(i)                  What is my obligation?  And                                                                                 
(ii)                How can I discharge this obligation?
        I decided that my obligation was to emulate Mr. Walji’s example of sponsoring the education of some of the students; except that instead of sponsoring a small number of students through offers of paying their school fees, I will provide opportunities for an ‘unlimited’ number of students to obtain Secondary education, by building a whole new Secondary School for that purpose.
     Having thus settled the issues relating to my proposed project, I quickly embarked on the process of its implementation; by mobilizing funds from various Institutions, friends, and from many other supporters.  The response was so good, that by the month of August 2005, I had raised enough funds to commence the construction of the necessary infrastructure.    I thus invited the Prime Minister, Hon. Frederick Sumaye, to lay the foundation stone for the School buildings, which he readily accepted.                                                                                              
         It is this Prime Minister who made the suggestion, in his public speech on that occasion that the School should be named ‘Pius Msekwa Secondary School’, as he himself put it:  “in honour of the person who put this School in place entirely through his own personal initiative and dedication”. 
The School was handed over to the Government.
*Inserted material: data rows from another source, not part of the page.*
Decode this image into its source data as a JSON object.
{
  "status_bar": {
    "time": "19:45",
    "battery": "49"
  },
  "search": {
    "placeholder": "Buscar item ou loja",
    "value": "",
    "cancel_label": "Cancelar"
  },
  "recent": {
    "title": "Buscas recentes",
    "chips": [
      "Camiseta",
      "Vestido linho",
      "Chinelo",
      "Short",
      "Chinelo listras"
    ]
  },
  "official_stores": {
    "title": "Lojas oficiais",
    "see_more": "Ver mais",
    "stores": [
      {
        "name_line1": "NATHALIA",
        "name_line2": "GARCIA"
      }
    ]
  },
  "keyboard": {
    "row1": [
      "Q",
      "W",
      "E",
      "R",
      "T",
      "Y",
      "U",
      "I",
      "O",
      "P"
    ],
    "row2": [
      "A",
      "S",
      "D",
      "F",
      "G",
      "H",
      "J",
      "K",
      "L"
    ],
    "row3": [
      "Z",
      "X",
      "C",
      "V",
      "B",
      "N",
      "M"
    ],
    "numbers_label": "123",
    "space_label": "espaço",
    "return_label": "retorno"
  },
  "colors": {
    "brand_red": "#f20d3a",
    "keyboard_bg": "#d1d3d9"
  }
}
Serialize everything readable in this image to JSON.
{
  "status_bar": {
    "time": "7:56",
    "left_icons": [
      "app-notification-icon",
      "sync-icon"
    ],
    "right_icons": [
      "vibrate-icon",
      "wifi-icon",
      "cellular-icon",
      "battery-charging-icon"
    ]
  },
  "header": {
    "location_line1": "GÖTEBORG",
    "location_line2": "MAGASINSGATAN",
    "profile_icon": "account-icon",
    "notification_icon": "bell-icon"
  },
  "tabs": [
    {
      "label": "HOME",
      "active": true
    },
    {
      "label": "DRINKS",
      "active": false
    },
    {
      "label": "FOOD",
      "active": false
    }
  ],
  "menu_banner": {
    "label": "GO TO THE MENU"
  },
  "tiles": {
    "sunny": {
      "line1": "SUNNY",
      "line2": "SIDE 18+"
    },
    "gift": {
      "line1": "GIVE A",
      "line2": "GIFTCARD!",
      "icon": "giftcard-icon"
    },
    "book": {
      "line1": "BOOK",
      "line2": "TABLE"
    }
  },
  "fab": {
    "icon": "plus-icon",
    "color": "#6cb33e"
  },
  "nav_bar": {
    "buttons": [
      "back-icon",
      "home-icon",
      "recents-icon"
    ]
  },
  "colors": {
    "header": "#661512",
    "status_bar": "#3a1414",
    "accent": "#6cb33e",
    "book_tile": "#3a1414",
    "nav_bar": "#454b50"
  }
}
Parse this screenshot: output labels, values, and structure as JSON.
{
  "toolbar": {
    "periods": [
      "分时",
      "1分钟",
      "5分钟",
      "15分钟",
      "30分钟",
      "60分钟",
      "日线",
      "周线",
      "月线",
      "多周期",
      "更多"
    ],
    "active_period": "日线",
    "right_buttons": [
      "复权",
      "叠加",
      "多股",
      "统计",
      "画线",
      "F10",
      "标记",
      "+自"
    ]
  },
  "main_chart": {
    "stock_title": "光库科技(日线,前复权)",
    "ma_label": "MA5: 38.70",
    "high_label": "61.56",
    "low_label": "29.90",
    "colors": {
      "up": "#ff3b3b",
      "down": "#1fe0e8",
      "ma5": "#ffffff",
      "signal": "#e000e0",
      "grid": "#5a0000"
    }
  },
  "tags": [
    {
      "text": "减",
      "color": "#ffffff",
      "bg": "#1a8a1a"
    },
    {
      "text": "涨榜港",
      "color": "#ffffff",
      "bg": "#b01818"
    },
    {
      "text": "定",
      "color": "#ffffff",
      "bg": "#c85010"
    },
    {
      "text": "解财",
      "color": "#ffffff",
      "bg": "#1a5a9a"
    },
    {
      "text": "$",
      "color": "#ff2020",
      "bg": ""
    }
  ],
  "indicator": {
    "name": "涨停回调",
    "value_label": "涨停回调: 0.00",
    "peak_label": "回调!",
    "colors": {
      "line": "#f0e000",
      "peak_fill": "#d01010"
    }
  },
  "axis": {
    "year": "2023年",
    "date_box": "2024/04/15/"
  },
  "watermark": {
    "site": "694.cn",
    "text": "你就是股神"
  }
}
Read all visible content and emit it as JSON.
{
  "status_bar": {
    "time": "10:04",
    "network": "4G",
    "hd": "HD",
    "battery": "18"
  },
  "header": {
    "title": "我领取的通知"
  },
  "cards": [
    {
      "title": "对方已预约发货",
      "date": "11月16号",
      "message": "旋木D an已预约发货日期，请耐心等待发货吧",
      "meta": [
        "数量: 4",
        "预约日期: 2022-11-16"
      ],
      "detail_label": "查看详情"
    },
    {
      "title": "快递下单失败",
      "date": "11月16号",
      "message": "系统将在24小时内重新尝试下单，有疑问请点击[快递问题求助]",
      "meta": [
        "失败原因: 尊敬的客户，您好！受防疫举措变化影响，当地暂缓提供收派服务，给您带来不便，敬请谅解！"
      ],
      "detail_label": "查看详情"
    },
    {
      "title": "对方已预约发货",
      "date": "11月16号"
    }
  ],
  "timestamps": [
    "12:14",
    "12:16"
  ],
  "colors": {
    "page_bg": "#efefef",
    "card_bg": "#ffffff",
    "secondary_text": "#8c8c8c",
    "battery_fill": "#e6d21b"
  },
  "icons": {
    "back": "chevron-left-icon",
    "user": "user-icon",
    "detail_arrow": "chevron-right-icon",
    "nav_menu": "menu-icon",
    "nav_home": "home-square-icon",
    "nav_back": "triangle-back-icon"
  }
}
     However, in consideration of the original basic objective of facilitating the education of Ukerewe students (and others who would gain access thereto) based on the principle of corporate responsibility; I decided NOT to make it my own ‘private school’, as that would involve the introduction of excessively high costs for the students in terms of school fees which, obviously, the majority of the targeted students would be unable to pay. And this would totally frustrate the original objective; of implementing my individual corporate responsibility to the people of Ukerewe.            
     Thus, after having  completed construction of  the entire school infrastructure, which included  eight ‘grade one’  teachers’ houses, I decided to hand over the whole project to the Government.  Consequently,  the relevant handing-over ceremony  took place on 9th January, 2006;  and the new   ‘Pius Msekwa Government Secondary School’  was inaugurated by another Prime Minister, Hon. Edward Lowassa, on 26th September, 2007; in the course of his schedule  official tour of Ukerewe District.            
       And that was it: mission accomplished, and objective achieved. “It can be done, Play your part”. On the occasion of the ABBOT FUND visitors to the School last week; the School Headmaster was able to give and extensive briefing to the visitors regarding the School’s current position, on matters relating to:   its academic progress; participation by the relevant community in support of the School; and the challenges currently facing the School. 
Source: Daily News, today.
For the courtesy of Cde Pius C Msekwa himself.   / 0754767576.